_EXERCISE DIRECTIONS_: If a line in the data below holds the word "JSON", copy it.

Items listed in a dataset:
=== Begin Enclosure ===
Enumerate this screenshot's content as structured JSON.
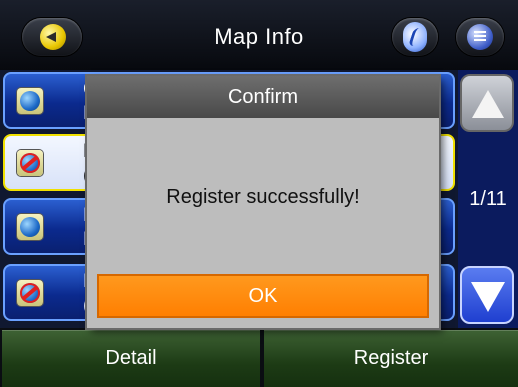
{
  "header": {
    "title": "Map Info",
    "back_icon": "back-arrow-icon",
    "nav_icon": "navigation-logo-icon",
    "menu_icon": "menu-icon"
  },
  "list": {
    "items": [
      {
        "line1": "C",
        "line2": "N",
        "icon": "globe-icon",
        "blocked": false
      },
      {
        "line1": "E",
        "line2": "(",
        "icon": "globe-blocked-icon",
        "blocked": true,
        "selected": true
      },
      {
        "line1": "H",
        "line2": "N",
        "icon": "globe-icon",
        "blocked": false
      },
      {
        "line1": "F",
        "line2": "(",
        "icon": "globe-blocked-icon",
        "blocked": true
      }
    ]
  },
  "scroll": {
    "page_indicator": "1/11",
    "up_icon": "scroll-up-icon",
    "down_icon": "scroll-down-icon"
  },
  "bottom": {
    "detail_label": "Detail",
    "register_label": "Register"
  },
  "dialog": {
    "title": "Confirm",
    "message": "Register successfully!",
    "ok_label": "OK"
  },
  "colors": {
    "ok_accent": "#ff8400",
    "selected_border": "#f0e000",
    "list_blue": "#0b2a8e"
  }
}
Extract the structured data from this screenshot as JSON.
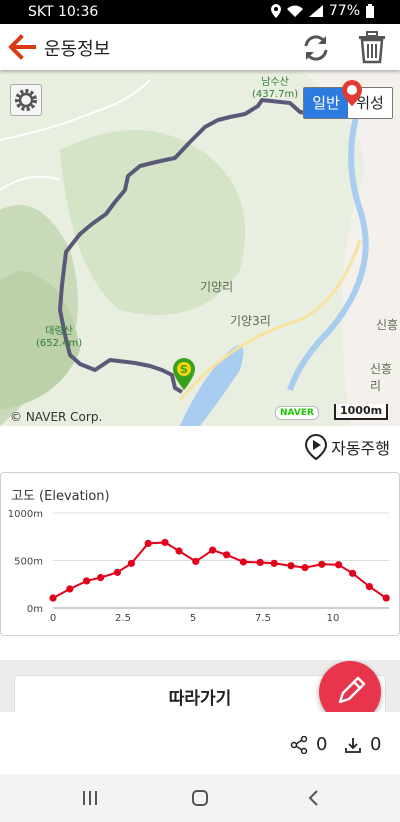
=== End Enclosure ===
_COMPLETED TASK_:
Enumerate this screenshot's content as structured JSON.
Extract the structured data from this screenshot as JSON.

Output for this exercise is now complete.